Ever heard of Death by Powerpoint? Even if you have not, you probably have sat in on presentations where the presenter uses presentation slides more to remind himself of the things he wanted to say than to help you understand his message. To me, the worst version of this is when each slide is packed with words in small font, and they are read off the slides by the presenter.
But slides can be quite useful and help your audience stay engaged. In a virtual meeting, slides can serve a number of purposes:
1. Slides can serve to engage your audience
Just as in in-person meetings, slides can be very useful virtual meetings to illustrate a point you are making. You can use images or diagrams to visualize complex ideas, solicit an emotional response from your audience, or give orientation – how was that argument connected to the theoretical framework we are discussing?
This is particularly important in a virtual setting because, in contrast to a in-person presentation, you cannot connect to your audience through your body language and it is more difficult to pick up their mood. Visually well-done slides are like an additional communication channel that (hopefully) supports the words you are uttering.
2. Slides can serve to record a discussion
In many web-conference tools you do not only have the option to share your screen or show slides, but you can open whiteboards or annotate the slides directly. This means, you can open a whiteboard, or build empty slides into your presentation at those points on your presentation, when you want inputs from your audience and document what they are saying right there and then.
This way everyone sees in writing what is being said, can assess whether they have the same understanding of the discussion as the rest of the participants, add points that are being forgotten and even object during the discussion instead of 2 weeks after the meeting when the minutes are circulated.
3. Slides can serve to structure a meeting
In virtual meetings, it is easy to get distracted. After all, who will know if I respond to that email that just came in. Even if I want to pay attention, there are many distractions that I cannot switch off easily, for example, a colleague storming into my office with an important question. By the time I told him that I am in a meeting, and he leaves, I already missed a chunk of what’s been said and it will take me a few minutes to find my way back into the discussion.
As a presenter, or meeting facilitator, you can make it easier for people to stay attentive by providing a visible structure on slides. Use the slides to show where in the meeting agenda you are, and what you will be doing in each step. We call these the process slides as opposed to the content slides of a presentation. This way your audience will always know what you are talking about and if their attention is puled way it will be easy for them to find back into your discussion or presentation.

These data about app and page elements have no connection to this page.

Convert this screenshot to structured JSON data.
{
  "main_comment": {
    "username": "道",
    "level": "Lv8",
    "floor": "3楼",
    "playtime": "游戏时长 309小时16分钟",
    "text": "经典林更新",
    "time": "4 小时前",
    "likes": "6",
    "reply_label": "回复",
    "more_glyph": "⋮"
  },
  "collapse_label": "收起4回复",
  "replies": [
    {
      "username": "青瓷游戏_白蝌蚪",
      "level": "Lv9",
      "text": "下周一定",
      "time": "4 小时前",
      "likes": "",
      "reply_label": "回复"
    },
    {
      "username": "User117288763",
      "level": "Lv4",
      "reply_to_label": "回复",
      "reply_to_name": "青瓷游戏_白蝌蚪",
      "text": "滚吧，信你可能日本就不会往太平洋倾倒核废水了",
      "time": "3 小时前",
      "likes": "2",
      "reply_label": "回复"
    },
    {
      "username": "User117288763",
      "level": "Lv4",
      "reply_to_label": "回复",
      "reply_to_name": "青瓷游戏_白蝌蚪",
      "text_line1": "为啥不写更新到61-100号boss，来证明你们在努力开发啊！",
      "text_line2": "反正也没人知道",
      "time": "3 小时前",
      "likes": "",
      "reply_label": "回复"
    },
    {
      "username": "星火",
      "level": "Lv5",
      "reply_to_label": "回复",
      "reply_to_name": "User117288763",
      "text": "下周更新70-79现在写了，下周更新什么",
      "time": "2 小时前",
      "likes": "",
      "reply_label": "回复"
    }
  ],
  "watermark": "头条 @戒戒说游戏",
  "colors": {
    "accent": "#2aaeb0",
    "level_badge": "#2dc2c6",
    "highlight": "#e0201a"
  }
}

Are you using your meeting tool’s features?
All 3 ways to use slides in a virtual meeting, require you to get acquainted with your meeting tool. Can you upload slides? Can you share your screen? Can you annotate? Are there whiteboards? Do you know how to access these features? Who can use them? Just you as the presenter, or all participants?
Start, by testing your tool with a couple of colleagues, and then design your slides depending on the possibilities you have uncovered and the results you want to achieve in your meeting or presentation.